The other thing that you need to develop is intuition. First to develop a feeling for when there is something special about the position. Second to know when to play a move without trying to calculate too far.

Denis_Jessop
28-01-2008, 08:13 PM
Getting Back to one of Paul's original concern: even if you can calculate 10 moves deeps it is impossible to analyze all lines till mate.

This is where positional chess and tactical/calculation abilities go hand in hand. Tactics is essential to analyse the sharp possibilities available but even if you can see 10 moves deep you still need a good positional ability to assess the position that is going to appear on the board once these 10 moves are going to be played out.

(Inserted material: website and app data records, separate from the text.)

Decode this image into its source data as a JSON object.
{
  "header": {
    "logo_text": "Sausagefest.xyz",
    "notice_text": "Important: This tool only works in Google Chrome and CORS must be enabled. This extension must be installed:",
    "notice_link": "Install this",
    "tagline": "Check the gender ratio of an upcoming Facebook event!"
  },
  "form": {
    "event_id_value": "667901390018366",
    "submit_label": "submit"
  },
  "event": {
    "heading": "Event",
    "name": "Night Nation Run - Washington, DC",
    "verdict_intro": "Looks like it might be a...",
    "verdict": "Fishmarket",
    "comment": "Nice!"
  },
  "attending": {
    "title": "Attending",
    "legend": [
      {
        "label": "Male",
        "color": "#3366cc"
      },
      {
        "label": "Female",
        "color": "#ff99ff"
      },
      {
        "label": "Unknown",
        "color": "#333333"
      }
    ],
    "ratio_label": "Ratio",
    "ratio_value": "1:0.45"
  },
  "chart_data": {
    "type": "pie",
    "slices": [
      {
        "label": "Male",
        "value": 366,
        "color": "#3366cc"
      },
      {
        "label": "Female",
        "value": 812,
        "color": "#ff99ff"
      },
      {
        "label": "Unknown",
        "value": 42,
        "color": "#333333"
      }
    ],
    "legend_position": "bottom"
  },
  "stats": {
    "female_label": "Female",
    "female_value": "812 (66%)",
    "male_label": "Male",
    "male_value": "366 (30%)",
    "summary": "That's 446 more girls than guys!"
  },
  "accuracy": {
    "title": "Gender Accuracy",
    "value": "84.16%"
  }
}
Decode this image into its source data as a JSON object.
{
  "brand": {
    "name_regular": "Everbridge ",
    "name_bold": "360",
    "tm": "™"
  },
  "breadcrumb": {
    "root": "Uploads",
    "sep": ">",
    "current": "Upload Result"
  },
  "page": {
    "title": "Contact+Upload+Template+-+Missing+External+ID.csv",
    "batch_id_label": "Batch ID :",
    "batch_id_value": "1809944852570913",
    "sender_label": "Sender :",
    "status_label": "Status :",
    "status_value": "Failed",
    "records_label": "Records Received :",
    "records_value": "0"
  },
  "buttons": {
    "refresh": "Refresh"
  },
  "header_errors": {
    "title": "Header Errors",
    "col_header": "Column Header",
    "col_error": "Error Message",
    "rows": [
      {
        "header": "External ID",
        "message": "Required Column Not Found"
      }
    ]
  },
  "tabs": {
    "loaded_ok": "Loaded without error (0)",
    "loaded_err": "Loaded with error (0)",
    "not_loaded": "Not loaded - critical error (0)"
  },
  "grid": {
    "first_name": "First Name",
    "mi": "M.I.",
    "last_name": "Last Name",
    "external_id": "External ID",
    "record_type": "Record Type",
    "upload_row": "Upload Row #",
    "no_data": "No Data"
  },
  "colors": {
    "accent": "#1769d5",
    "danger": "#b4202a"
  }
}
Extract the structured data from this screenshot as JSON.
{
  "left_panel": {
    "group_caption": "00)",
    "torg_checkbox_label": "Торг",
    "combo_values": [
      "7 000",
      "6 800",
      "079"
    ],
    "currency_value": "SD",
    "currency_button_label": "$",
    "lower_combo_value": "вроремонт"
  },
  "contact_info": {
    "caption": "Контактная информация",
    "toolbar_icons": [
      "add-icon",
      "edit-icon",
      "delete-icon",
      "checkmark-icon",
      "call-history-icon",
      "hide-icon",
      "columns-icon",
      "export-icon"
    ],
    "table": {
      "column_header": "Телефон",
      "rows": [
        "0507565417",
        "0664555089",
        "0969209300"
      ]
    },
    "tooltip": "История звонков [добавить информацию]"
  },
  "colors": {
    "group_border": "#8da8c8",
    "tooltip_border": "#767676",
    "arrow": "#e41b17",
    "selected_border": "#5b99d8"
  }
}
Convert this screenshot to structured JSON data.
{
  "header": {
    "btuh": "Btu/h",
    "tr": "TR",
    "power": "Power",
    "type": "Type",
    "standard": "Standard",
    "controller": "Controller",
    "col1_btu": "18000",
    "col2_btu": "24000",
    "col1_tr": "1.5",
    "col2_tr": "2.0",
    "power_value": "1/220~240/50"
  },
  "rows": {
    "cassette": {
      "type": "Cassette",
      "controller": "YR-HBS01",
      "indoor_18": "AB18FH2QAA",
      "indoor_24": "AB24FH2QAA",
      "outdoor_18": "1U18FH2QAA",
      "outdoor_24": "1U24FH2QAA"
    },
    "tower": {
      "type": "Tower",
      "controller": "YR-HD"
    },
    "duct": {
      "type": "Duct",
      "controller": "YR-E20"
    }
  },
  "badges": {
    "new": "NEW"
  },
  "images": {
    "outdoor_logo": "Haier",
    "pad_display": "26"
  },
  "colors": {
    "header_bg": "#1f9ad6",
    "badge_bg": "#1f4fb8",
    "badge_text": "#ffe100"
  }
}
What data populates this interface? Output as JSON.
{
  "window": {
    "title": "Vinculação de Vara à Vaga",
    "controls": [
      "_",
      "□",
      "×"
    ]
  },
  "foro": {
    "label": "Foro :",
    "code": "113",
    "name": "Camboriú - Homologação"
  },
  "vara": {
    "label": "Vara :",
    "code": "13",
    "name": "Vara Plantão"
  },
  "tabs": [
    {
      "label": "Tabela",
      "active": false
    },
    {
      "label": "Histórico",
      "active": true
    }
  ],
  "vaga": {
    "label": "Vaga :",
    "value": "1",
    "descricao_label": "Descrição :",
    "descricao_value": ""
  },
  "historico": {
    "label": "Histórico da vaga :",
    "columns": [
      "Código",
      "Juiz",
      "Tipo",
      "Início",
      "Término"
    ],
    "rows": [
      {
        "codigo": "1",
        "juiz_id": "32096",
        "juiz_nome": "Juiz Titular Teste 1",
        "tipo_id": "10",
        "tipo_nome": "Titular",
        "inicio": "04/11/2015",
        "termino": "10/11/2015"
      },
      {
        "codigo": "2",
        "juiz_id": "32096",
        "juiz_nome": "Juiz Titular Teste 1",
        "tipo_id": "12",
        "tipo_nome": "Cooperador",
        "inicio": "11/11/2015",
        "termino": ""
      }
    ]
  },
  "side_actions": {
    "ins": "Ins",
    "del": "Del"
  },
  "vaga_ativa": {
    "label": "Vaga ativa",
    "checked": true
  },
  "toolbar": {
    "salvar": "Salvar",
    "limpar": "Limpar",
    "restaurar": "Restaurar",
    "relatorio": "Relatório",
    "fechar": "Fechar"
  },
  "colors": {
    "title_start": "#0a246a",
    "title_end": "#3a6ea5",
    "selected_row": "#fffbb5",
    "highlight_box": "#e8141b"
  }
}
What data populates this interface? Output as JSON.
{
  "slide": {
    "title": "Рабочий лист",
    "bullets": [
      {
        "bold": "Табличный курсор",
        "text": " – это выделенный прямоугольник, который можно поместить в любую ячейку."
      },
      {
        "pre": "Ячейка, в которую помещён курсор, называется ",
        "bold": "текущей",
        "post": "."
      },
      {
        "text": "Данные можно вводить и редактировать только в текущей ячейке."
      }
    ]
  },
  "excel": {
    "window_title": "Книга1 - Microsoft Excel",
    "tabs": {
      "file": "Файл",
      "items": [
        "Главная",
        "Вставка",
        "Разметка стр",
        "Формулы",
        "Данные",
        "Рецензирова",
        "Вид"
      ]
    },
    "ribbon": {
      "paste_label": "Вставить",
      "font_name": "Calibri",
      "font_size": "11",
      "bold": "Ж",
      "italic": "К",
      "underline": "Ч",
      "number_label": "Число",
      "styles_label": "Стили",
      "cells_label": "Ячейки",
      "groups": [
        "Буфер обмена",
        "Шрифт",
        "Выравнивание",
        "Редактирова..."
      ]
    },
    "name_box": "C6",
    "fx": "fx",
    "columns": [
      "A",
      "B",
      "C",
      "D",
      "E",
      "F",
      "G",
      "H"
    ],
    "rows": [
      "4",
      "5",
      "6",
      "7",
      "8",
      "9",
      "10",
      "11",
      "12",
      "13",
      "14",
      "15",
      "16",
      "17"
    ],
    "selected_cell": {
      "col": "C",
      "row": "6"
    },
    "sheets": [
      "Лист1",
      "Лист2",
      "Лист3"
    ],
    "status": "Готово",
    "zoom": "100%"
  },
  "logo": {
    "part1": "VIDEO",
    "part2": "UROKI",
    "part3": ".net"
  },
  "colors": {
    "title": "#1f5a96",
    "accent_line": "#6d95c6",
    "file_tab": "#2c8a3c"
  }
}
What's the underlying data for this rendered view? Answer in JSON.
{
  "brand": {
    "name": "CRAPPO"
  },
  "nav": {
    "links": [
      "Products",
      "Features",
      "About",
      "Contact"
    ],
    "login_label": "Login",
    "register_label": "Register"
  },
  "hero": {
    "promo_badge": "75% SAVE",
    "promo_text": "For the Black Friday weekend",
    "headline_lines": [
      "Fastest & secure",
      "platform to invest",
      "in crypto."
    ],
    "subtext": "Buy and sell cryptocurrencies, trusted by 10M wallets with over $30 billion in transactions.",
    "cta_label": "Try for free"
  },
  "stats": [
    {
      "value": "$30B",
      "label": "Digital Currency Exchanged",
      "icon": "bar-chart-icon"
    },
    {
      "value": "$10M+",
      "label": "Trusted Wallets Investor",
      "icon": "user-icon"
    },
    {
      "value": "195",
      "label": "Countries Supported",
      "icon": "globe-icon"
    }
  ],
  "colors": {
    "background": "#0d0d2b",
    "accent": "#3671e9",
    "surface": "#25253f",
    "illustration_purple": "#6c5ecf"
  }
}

I would go even further by saying that even if you can calculate 10 moves deep it is generally impossible and impracticable in the time available in a tournament game to analyze all lines. There is a question that must be faced, namely, how much you need to analyze or whether you need to analyze at all. John Nunn deals with this very clearly in his "Secrets of Practical Chess". It is the best book I know of at doing what it says it does - giving practical advice on how to play a tournament game - especially the first third of the book called "At the Board" in relation to Paul's question.

DJ

bgriffenchop
06-02-2008, 04:08 PM
Don't do problems on a 2-D board or on a computer. Set-up all problems/positions on a table with a bright light.

Oh...and solve 200 rubix cubes a day.

That is all.

MichaelBaron
18-08-2008, 01:38 PM
Have a look at the game Werle - Wells! The last few moves are not terribly complicated to find but are really cute. Good game to analyze for tactical skill practice

http://www.howardstaunton.com/hsmt2008/rd7.shtml

EcoChess
21-10-2008, 03:44 AM
You must resolve puzzles all days (http://www.ecochess.com/tactical/tactical.htm
But, on the contrary, reasoning is fundamental in all positions (or the most positions).
TECHNIQUE:
Level 1:
1. Put on board initial position.
2. Move (with your hand) 1 move: For example: 1.e4-Nc6
3. Now, put again initial position.
4. Move (in your mind) 1.e4-Nc6
5. Repeat this about 20 times (IE: 1.d4-c5; 1.f4-e5, and so on).

Level 2: Similar to level 1, but you must calculate 2 moves, and so on (Level 3, 4,).

Just do it! Bye

Miranda
21-10-2008, 12:55 PM
TECHNIQUE:
Level 1:
1. Put on board initial position.
2. Move (with your hand) 1 move: For example: 1.e4-Nc6
3. Now, put again initial position.
4. Move (in your mind) 1.e4-Nc6
5. Repeat this about 20 times (IE: 1.d4-c5; 1.f4-e5, and so on).

Level 2: Similar to level 1, but you must calculate 2 moves, and so on (Level 3, 4,).


Ouch.
That sounds like it takes ages!!